Johnnie Carson, "The Devastating Crisis in Eastern Congo," testimony before the Subcommittee on Africa, Global Health, and Human Rights, Committee on Foreign Affairs, U.S. House of Representatives, December 11, 2012, http://foreignaffairs.house.gov/112/HHRG-112-FA16-WState-CarsonJ-20121211.pdf (accessed December 17, 2012).
In congressional testimony, Steve Hege, the former coordinator of the U.N. Group of Experts, addressed the issue of federalism, stating, "The best case scenario...is for the DRC to seize upon current negotiations to address...a federal state in the eastern Congo...through Congo's pre-existing decentralization legislation. Then, the international community must robustly support the DRC's central and provincial institutions and economic infrastructure to slowly diminish unfettered external control and meddling." Hege assessed that before decentralization can occur, there must be a strong federal state first. However, this approach would award undeserved legitimacy to Kabila, require time that the current crisis cannot afford, and idealistically assumes that Kabila would yield power once he possesses it. It is better to build governance with the endgame framework in place rather than build up a centralized model simply to deconstruct it. Steve Hege, "The Devastating Crisis in Eastern Congo," testimony before the Subcommittee on Africa, Global Health, and Human Rights, Committee on Foreign Affairs, U.S. House of Representatives, December 11, 2012, http://foreignaffairs.house.gov/112/HHRG-112-FA16-WState-HegeS-20121211.pdf (accessed December 13, 2012).
The U.S. provided $451 million in economic assistance and $36 million in military assistance to Uganda and $221 million in economic assistance and $0.7 million in military assistance Rwanda in 2010. USAID, "U.S. Overseas Loans and Grants," http://gbk.eads.usaidallnet.gov/query/do?_program=/eads/gbk/countryReport&unit=N (accessed December 18, 2012).

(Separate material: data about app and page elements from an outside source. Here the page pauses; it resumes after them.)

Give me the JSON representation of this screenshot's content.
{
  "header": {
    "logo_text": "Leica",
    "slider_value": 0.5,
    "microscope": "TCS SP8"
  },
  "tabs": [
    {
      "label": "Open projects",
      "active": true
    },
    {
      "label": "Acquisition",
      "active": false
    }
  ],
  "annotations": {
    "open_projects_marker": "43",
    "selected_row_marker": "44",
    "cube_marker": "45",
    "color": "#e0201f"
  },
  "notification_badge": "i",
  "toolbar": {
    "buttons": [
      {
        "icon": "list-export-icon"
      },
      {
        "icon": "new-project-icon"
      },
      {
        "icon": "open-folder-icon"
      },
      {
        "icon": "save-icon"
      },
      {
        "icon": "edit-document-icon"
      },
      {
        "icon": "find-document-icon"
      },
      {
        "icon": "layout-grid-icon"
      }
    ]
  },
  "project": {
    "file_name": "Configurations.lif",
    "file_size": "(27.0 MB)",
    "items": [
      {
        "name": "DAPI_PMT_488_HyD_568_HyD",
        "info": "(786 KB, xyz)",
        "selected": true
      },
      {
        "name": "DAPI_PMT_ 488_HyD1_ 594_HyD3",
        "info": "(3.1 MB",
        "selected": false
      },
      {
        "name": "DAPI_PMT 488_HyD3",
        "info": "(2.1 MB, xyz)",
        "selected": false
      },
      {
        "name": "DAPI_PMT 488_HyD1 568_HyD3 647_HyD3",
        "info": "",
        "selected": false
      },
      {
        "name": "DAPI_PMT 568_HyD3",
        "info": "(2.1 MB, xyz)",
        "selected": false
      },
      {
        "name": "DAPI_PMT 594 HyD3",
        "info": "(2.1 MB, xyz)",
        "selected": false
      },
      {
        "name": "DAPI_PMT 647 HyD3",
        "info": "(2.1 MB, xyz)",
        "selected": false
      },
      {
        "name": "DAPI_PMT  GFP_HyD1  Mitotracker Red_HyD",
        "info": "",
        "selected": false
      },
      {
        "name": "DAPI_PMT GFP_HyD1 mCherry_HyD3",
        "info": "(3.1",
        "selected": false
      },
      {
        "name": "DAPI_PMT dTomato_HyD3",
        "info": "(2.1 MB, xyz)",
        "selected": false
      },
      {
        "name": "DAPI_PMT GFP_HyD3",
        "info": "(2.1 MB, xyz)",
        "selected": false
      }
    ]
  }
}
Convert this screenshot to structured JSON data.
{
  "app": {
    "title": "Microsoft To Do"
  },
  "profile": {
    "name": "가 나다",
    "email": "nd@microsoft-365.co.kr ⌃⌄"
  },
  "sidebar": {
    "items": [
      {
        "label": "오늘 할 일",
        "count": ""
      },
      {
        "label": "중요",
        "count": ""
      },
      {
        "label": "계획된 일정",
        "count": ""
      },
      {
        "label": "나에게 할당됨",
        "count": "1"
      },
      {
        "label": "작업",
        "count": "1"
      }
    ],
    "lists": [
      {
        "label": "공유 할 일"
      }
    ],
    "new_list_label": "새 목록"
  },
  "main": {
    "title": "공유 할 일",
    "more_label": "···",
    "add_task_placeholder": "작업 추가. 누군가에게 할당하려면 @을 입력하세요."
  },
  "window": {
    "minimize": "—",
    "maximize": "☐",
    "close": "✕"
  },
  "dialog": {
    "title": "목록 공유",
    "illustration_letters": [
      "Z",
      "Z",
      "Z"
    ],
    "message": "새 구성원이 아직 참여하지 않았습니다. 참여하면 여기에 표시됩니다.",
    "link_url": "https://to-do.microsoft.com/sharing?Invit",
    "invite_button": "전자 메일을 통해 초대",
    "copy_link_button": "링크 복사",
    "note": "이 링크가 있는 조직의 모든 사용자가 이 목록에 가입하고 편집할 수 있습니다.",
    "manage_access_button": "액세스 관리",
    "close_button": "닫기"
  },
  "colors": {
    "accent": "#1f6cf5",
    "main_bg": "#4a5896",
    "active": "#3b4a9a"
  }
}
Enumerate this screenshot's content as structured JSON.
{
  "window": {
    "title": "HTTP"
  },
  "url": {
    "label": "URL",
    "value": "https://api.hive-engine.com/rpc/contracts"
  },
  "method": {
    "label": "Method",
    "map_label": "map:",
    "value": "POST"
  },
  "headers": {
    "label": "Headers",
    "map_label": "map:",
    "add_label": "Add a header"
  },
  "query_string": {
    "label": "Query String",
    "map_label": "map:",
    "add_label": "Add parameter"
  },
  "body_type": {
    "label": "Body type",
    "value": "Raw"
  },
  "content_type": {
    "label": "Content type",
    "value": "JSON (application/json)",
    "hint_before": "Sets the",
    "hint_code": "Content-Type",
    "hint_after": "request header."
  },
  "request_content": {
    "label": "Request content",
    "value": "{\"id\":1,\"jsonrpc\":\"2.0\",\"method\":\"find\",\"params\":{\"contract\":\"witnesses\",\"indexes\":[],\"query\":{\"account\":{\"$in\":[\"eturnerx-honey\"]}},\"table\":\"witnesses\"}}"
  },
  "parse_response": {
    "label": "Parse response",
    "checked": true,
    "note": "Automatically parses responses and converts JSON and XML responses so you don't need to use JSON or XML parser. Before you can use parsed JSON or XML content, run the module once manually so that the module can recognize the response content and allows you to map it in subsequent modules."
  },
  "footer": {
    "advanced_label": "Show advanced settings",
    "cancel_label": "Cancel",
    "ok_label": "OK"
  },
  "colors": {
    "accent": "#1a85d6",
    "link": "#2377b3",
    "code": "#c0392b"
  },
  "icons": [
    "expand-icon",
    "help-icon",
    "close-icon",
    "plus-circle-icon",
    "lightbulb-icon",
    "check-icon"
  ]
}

The United States provides over 27 percent of the $1.4 billion MONUSCO budget this year. MONUSCO Facts and Figures, http://www.un.org/en/peacekeeping/missions/monusco/facts.shtml (accessed December 13, 2012).
 U.N. Department of Peacekeeping Operations and U.N. Department of Field Support, "A New Partnership Agenda: Charting a New Horizon for UN Peacekeeping," July 2009, p. 35, http://www.un.org/Depts/dpko/dpko/newhorizon.pdf (accessed December 18, 2012).
Frank Kanyesigye, "Congo-Kinshasa: AU Commends Regional Efforts on Congo," The New Times, December 13, 2012, http://allafrica.com/stories/201212130054.html?cid=nlc-dailybrief-daily_news_brief-link17-20121213 (accessed December 13, 2012).